It found the habit became more or less automatic at an average of 66 days, but it varied considerably—it took 18 days for some and up to eight months for others. Slipping up once didn’t make a difference, but the researchers wrote that consistency and repetition were instrumental to building the habits.

A weakness of this study is that researchers were relying on the volunteers’ self-reported data, which isn’t always accurate.

Break down your goals
Many people get tripped up in creating habits because their goals are too big, Ucheoma-Cofield says. “The way to bring your habit creation down to a fundamentally approachable and sustainable level is by breaking down your ultimate goal into pieces,” she says. “Write down the steps of what it takes to get there.”
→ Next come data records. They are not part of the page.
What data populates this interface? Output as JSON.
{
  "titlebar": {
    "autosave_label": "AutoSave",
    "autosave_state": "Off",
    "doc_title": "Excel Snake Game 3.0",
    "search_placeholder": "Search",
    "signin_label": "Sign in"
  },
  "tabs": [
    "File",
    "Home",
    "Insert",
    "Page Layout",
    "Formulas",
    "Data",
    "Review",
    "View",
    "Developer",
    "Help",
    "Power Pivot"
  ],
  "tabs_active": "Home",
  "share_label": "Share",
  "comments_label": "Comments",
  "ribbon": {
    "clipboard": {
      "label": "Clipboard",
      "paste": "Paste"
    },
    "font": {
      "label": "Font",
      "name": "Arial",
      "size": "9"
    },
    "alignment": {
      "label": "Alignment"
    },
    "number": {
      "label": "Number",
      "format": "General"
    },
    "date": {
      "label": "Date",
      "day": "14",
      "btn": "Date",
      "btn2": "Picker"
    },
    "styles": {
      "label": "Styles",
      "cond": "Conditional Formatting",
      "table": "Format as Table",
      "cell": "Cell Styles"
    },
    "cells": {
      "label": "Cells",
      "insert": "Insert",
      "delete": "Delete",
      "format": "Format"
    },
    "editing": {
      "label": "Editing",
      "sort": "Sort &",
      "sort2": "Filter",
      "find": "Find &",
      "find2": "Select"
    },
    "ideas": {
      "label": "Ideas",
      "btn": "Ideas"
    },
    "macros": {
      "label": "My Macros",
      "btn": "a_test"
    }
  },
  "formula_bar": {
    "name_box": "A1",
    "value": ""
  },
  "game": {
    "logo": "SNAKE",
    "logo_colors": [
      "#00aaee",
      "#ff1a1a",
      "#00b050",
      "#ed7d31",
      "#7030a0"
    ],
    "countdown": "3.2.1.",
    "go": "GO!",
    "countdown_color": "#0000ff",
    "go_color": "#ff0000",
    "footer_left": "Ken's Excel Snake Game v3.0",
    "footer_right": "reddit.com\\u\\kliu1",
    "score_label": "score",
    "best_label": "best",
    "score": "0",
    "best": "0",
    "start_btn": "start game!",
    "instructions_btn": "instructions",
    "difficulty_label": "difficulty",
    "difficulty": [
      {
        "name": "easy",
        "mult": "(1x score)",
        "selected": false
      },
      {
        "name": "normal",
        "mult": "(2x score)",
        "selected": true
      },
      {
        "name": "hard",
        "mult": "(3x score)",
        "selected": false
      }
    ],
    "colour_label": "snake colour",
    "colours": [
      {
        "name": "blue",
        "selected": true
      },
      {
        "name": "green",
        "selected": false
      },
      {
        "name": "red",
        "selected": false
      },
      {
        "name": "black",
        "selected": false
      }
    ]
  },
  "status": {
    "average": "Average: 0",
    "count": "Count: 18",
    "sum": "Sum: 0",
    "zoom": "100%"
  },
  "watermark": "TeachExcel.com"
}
Say that your goal is to drop 10 pounds. How are you going to do that? Breaking it down step-by-step, Ucheoma-Cofield says, you could start by taking a walk around the block on a set day after dinner. Put your fork down, put on your shoes and start walking every Tuesday.

“Then you go from there,” says Ucheoma-Cofield.  You could start walking twice a week, and then walk longer. Bump it up to three times a week. Do a power walk to boost calorie burn.

You’ll likely need to make some changes in your diet as well. One step could be to make the decision to eat more produce. You’ll want to associate grocery shopping with buying greens. So the cue, or reminder, is going to the supermarket. (Adding produce to your shopping list can help get you started.)

The routine is passing through the produce section and adding fruits and veggies to your cart. (You may want to look up some recipes that sneak in more veggies, too.) If you keep up your new routine, buying vegetables at the supermarket will become automatic.

Finally, remember your reward, or motivation. When you don’t feel like eating a salad or taking that walk, remind yourself of how great you’ll look in shorts and a tank top in a few months. Or maybe your motivation comes from watching the numbers on the scale drop, or seeing your abs revealed.

“If you start with a huge end goal without breaking it down, you’re setting yourself up for failure,” says Ucheoma-Cofield.  

Replace bad habits with good
Another habit mistake? Trying to break a bad habit without replacing it with a good one. “Habits, once formed, are always there,” says Ucheoma-Cofield. “There’s no such thing as just stopping bad behavior.”

If you’re trying to break a bad habit, “you have to override it with a new one,” explains Ucheoma-Cofield. That’s why so many former cigarette smokers turn to gum or food after they quit—they’re replacing one habit with another.

“The old one will still be there, but a new habit can come in and take precedence over it,” she says. “It’s like exercising a muscle—whatever habit you exercise most gets the strongest.”